***** SUPPLIED MATERIAL *****

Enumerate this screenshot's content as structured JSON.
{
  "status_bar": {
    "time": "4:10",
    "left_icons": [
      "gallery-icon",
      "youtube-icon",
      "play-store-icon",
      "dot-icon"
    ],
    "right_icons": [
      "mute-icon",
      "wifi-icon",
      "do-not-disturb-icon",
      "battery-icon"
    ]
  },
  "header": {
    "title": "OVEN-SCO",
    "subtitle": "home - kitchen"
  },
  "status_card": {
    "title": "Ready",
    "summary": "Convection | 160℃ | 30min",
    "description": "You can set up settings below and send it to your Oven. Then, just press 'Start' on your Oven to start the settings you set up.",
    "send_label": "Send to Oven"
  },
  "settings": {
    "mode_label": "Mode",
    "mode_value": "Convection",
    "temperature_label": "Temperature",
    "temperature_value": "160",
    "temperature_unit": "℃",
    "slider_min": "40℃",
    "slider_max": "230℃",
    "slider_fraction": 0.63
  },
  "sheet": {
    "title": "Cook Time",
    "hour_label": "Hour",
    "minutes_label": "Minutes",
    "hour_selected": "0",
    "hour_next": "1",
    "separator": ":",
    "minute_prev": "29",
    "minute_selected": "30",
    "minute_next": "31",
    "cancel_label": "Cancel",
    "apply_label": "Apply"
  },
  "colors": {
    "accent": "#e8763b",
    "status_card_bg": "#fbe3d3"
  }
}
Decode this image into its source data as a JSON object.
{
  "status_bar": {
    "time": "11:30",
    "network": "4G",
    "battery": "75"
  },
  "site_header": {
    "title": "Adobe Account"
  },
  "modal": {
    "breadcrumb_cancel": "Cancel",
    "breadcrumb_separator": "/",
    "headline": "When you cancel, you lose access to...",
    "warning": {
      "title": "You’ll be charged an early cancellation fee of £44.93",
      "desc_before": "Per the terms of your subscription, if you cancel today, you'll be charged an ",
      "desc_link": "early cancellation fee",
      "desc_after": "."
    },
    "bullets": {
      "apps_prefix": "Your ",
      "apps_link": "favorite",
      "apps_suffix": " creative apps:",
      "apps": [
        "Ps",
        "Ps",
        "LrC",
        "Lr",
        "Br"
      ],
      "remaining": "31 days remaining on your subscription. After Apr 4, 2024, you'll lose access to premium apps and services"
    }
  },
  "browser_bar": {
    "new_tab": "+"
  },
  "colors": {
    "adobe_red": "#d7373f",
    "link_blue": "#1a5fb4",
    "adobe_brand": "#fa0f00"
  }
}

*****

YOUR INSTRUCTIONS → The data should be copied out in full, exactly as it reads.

TASK RESPONSE →
Enumerate this screenshot's content as structured JSON.
{
  "status_bar": {
    "time": "4:10",
    "left_icons": [
      "gallery-icon",
      "youtube-icon",
      "play-store-icon",
      "dot-icon"
    ],
    "right_icons": [
      "mute-icon",
      "wifi-icon",
      "do-not-disturb-icon",
      "battery-icon"
    ]
  },
  "header": {
    "title": "OVEN-SCO",
    "subtitle": "home - kitchen"
  },
  "status_card": {
    "title": "Ready",
    "summary": "Convection | 160℃ | 30min",
    "description": "You can set up settings below and send it to your Oven. Then, just press 'Start' on your Oven to start the settings you set up.",
    "send_label": "Send to Oven"
  },
  "settings": {
    "mode_label": "Mode",
    "mode_value": "Convection",
    "temperature_label": "Temperature",
    "temperature_value": "160",
    "temperature_unit": "℃",
    "slider_min": "40℃",
    "slider_max": "230℃",
    "slider_fraction": 0.63
  },
  "sheet": {
    "title": "Cook Time",
    "hour_label": "Hour",
    "minutes_label": "Minutes",
    "hour_selected": "0",
    "hour_next": "1",
    "separator": ":",
    "minute_prev": "29",
    "minute_selected": "30",
    "minute_next": "31",
    "cancel_label": "Cancel",
    "apply_label": "Apply"
  },
  "colors": {
    "accent": "#e8763b",
    "status_card_bg": "#fbe3d3"
  }
}
Decode this image into its source data as a JSON object.
{
  "status_bar": {
    "time": "11:30",
    "network": "4G",
    "battery": "75"
  },
  "site_header": {
    "title": "Adobe Account"
  },
  "modal": {
    "breadcrumb_cancel": "Cancel",
    "breadcrumb_separator": "/",
    "headline": "When you cancel, you lose access to...",
    "warning": {
      "title": "You’ll be charged an early cancellation fee of £44.93",
      "desc_before": "Per the terms of your subscription, if you cancel today, you'll be charged an ",
      "desc_link": "early cancellation fee",
      "desc_after": "."
    },
    "bullets": {
      "apps_prefix": "Your ",
      "apps_link": "favorite",
      "apps_suffix": " creative apps:",
      "apps": [
        "Ps",
        "Ps",
        "LrC",
        "Lr",
        "Br"
      ],
      "remaining": "31 days remaining on your subscription. After Apr 4, 2024, you'll lose access to premium apps and services"
    }
  },
  "browser_bar": {
    "new_tab": "+"
  },
  "colors": {
    "adobe_red": "#d7373f",
    "link_blue": "#1a5fb4",
    "adobe_brand": "#fa0f00"
  }
}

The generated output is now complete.